=== Task data ===

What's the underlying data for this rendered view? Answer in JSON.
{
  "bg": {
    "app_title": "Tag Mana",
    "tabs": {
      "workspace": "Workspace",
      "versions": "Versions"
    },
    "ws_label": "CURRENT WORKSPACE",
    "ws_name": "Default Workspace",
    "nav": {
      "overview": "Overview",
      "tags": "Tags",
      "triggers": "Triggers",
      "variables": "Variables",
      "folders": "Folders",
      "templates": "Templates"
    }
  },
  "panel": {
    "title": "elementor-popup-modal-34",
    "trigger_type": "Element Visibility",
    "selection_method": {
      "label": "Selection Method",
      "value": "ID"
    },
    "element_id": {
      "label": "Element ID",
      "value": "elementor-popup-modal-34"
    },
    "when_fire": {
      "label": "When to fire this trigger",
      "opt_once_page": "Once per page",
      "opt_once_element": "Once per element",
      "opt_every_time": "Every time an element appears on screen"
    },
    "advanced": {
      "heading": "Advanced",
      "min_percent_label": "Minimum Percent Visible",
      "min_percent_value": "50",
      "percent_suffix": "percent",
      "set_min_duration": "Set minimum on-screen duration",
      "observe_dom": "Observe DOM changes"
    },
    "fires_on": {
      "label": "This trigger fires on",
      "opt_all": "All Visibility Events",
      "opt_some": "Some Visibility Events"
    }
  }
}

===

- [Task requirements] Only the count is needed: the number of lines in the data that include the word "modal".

- [Written response] 2